DES MOINES, Iowa — A state agency offered licenses Tuesday to three companies to operate five medical marijuana dispensaries in Iowa.
The Iowa Department of Public Health announced that cannabis oil sales would be permitted in Council Bluffs, Sioux City, Davenport, Waterloo and the Des Moines suburb of Windsor Heights.
Permits will be required to purchase medical marijuana, with sales to begin by Dec. 1. Qualifying medical conditions could include cancer, multiple sclerosis, seizures, Parkinson’s disease, untreatable pain and painful terminal illnesses. Permits will be issued to adult patients living in Iowa and primary caregivers of patients living in Iowa.
Smoking marijuana, whether for medical or recreational purposes, remains prohibited. Marijuana extracts, including cannabis oil, are illegal under federal law.
Sally Gaer, a West Des Moines mother whose adult daughter uses cannabis oil, said the dispensaries might make a difference for her family once sales begin. What will matter is the range of products that will be available, including those with higher amounts of THC, the compound associated with marijuana’s psychoactive effects.

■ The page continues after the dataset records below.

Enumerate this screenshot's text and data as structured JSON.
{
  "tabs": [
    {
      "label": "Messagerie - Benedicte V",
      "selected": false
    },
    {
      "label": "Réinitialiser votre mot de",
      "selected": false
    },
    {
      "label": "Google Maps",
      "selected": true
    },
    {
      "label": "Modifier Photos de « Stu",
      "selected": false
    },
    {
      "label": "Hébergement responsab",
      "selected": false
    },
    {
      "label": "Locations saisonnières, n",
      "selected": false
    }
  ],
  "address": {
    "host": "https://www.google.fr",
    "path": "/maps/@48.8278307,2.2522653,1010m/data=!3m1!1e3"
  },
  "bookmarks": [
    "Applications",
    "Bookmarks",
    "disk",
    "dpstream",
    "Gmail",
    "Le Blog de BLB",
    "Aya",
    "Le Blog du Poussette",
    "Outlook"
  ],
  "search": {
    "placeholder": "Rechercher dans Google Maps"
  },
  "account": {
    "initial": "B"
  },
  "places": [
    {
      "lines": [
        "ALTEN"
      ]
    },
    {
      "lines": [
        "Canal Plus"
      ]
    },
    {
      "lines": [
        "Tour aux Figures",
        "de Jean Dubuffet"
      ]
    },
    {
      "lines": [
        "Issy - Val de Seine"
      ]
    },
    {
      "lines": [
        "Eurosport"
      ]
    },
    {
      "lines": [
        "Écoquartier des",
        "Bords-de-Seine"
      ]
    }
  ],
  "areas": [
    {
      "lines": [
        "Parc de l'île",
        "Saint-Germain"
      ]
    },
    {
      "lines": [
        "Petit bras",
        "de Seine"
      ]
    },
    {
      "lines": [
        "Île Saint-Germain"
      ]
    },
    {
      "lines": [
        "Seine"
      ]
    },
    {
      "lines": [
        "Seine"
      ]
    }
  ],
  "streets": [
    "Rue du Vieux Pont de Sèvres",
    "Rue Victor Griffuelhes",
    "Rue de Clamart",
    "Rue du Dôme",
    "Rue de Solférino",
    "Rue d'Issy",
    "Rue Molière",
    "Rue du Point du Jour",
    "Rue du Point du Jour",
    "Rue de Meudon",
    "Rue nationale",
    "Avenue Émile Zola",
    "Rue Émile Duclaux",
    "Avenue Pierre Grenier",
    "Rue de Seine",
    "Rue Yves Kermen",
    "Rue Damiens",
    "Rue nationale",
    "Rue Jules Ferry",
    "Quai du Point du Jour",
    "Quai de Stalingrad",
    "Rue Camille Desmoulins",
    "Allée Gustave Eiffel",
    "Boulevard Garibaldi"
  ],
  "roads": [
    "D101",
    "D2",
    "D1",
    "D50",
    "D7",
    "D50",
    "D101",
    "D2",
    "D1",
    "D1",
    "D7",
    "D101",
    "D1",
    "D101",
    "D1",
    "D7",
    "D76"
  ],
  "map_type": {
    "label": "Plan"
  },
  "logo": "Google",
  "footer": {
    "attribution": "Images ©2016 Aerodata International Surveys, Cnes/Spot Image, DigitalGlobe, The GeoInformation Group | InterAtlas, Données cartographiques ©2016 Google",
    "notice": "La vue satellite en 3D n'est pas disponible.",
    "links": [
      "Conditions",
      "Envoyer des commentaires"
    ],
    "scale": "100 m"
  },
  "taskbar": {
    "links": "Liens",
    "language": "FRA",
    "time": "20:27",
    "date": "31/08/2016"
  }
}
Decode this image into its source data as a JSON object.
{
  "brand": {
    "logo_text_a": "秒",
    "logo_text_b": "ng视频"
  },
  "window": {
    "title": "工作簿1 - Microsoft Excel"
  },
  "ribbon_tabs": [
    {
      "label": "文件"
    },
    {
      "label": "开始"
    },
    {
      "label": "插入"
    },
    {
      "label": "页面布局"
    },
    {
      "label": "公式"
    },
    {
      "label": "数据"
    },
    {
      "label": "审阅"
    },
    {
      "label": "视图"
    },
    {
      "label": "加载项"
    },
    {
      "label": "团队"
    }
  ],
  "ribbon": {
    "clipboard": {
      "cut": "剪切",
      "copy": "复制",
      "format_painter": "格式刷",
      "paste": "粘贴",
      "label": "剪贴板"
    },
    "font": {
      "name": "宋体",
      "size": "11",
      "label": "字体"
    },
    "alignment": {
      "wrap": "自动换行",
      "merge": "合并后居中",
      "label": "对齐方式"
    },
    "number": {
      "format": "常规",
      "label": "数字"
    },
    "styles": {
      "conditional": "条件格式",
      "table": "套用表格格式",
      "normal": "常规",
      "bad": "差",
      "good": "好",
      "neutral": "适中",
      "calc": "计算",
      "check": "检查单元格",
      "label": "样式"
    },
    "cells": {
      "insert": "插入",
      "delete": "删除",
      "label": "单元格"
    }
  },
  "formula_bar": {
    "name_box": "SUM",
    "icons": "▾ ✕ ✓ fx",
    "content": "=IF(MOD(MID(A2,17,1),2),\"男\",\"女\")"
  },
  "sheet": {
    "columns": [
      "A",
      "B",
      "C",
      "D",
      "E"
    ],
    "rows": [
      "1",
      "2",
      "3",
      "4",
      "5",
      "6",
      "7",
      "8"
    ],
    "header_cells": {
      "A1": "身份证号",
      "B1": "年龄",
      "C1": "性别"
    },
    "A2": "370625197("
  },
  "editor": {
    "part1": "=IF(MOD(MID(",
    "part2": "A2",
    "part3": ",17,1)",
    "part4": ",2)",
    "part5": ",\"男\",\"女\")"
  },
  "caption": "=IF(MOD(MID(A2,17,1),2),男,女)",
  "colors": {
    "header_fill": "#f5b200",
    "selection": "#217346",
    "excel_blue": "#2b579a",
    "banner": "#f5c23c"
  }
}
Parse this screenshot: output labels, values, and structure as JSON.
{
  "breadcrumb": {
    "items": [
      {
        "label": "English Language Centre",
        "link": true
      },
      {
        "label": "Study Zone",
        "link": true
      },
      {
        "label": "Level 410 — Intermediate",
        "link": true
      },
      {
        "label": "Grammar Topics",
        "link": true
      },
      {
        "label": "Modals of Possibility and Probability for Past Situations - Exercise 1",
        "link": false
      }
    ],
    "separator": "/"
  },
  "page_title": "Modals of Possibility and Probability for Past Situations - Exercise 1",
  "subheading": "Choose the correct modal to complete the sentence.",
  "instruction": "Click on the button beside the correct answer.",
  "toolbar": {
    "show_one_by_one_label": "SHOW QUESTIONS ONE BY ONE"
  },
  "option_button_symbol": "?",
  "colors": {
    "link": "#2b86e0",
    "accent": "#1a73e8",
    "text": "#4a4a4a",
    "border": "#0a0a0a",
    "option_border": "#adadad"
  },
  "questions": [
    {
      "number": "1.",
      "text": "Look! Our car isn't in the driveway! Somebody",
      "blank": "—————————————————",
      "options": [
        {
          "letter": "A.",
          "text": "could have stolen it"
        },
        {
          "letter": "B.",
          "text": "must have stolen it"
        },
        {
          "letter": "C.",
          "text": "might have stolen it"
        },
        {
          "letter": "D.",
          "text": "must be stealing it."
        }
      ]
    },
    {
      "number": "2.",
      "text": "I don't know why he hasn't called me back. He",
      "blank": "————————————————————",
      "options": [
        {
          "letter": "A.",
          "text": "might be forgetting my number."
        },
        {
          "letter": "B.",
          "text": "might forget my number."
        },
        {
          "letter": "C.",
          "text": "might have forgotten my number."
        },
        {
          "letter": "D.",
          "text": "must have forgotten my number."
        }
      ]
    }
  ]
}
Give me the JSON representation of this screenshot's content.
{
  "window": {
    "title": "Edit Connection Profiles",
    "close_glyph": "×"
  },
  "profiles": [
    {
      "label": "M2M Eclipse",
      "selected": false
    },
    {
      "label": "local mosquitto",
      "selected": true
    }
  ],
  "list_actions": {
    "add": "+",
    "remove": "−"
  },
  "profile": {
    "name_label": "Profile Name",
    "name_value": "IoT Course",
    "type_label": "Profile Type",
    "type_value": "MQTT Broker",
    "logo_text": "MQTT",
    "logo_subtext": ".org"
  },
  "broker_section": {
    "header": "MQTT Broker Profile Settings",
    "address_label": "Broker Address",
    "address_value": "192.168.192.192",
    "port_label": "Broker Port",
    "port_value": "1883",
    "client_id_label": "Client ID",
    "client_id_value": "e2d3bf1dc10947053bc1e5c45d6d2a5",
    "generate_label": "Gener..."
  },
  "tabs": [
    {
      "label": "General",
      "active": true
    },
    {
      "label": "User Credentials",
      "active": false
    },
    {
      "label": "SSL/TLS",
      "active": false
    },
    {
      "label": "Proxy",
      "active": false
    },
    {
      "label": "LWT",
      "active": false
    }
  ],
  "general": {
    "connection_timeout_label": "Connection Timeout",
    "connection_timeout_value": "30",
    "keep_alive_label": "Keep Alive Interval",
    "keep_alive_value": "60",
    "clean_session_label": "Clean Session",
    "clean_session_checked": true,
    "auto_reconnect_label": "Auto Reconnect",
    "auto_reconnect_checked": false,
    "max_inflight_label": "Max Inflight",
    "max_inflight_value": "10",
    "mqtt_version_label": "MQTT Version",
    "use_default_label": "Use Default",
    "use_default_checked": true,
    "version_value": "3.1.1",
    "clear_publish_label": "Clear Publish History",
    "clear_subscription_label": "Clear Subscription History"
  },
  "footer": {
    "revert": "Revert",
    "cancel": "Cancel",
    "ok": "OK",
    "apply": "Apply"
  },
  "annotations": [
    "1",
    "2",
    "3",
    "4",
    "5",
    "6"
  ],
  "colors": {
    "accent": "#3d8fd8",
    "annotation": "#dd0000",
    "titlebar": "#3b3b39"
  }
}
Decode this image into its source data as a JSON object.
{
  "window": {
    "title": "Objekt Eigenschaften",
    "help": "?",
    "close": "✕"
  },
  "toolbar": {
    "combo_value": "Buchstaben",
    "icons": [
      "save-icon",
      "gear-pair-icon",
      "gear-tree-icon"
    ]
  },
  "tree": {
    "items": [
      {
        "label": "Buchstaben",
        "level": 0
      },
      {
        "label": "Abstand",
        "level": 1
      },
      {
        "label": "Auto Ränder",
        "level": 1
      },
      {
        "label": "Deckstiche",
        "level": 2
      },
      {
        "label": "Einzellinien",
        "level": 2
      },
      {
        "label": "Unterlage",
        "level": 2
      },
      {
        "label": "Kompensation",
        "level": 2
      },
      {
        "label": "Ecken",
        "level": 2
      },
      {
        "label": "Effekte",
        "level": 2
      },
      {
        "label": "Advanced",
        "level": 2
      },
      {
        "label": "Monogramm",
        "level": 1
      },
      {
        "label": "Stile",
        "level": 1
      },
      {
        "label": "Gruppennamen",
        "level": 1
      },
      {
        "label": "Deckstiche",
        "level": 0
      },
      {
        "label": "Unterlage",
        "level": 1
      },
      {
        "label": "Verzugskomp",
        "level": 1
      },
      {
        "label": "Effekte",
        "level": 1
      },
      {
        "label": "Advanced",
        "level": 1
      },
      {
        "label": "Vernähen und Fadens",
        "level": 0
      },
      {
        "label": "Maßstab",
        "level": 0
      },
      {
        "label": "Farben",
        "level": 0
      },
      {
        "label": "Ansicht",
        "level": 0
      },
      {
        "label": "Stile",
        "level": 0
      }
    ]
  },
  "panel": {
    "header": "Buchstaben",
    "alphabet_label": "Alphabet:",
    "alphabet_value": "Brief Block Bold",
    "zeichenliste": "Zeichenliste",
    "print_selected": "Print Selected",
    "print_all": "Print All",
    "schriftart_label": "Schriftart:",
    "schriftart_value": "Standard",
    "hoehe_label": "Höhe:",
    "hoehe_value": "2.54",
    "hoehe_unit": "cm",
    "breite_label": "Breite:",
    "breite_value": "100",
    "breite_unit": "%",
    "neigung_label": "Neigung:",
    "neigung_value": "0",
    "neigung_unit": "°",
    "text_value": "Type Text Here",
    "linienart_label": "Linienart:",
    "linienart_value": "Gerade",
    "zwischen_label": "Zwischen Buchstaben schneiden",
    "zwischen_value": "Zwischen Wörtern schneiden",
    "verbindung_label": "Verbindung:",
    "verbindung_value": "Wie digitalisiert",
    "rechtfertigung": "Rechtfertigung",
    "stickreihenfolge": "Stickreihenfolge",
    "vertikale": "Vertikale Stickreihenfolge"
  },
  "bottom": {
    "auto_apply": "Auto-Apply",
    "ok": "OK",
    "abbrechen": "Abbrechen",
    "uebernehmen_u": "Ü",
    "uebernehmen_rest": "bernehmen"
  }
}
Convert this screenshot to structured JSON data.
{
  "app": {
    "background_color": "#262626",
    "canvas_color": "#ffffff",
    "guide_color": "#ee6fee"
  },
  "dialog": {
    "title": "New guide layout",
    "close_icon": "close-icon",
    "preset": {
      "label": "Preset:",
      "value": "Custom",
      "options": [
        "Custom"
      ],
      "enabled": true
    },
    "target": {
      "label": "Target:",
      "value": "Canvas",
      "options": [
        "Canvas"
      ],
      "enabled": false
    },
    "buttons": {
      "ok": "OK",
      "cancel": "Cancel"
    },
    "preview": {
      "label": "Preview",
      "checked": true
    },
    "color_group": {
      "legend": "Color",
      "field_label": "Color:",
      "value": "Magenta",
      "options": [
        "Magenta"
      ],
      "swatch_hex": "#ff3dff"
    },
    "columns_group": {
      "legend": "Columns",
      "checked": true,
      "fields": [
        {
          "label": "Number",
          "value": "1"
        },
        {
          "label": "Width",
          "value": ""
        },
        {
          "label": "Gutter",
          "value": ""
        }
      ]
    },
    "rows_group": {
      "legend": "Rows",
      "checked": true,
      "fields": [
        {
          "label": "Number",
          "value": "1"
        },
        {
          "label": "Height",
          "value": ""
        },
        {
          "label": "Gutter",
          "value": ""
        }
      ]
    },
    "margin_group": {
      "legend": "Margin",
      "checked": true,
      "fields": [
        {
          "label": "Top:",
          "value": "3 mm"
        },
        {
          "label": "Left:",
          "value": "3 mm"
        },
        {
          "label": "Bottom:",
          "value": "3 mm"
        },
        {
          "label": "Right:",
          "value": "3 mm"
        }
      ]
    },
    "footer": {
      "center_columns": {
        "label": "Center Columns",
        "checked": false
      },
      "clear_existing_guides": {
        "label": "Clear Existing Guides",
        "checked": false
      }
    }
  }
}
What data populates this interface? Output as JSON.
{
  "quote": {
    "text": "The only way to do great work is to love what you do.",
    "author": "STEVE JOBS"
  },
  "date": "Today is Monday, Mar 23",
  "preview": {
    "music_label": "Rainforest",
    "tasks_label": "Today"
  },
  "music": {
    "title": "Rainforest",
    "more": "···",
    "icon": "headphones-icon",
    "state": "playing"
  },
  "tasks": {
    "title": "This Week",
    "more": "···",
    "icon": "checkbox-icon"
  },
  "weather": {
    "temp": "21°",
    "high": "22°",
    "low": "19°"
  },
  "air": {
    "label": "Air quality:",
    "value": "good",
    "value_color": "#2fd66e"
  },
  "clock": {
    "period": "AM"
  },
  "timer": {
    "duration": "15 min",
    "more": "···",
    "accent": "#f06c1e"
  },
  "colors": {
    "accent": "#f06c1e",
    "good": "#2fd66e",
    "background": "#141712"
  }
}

“We’re hopeful,” Gaer said.
Iowa will allow oil with up to 3 percent THC, which Gaer said is beyond the level she can have shipped into the state for her daughter. Gaer has advocated for expanding medical marijuana, including organizing outreach efforts in 2014 when state lawmakers legalized possession of cannabis oil to treat epilepsy.
MedPharm Iowa, the state’s only licensed manufacturer, was offered licenses for Sioux City and Windsor Heights dispensaries. The Des Moines-based company said in a news release that having access to patients would help it continue to improve its products.
Have a Heart Compassion Care was offered licenses to operate in Council Bluffs and Davenport. Iowa Cannabis Company would operate in Waterloo.
The state received 21 applications for dispensaries from seven companies. An Iowa Department of Health spokeswoman declined to confirm Tuesday whether the companies accepted the licenses. They have until Wednesday morning to make a decision.
Legislation passed last year for the cannabis oil program said the locations for the dispensaries should be selected by the Iowa Department of Public Health based on “geographic need” with input from the board overseeing the program. Lawmakers approved up to five dispensaries, although fewer would have been allowed.
The department determined 11 of the applications were eligible but not selected, including proposals for Cedar Rapids, Iowa City and Coralville. Five applications were deemed ineligible, including ones in Cedar Falls and Urbandale.
Sioux City and Council Bluffs were considered necessary to provide access to western Iowa, while the Des Moines metropolitan area serves central Iowa and Davenport serves eastern Iowa. The department gave the remaining license to Waterloo “to provide the best geographical distribution” by serving northern Iowa, communications director Polly Carver-Kimm said in an email.
Several cities had offered their support for proposals to bring dispensaries to their communities. The mayors of Cedar Rapids, Iowa City and Coralville were among those who sent letters to the department supporting proposals for their communities.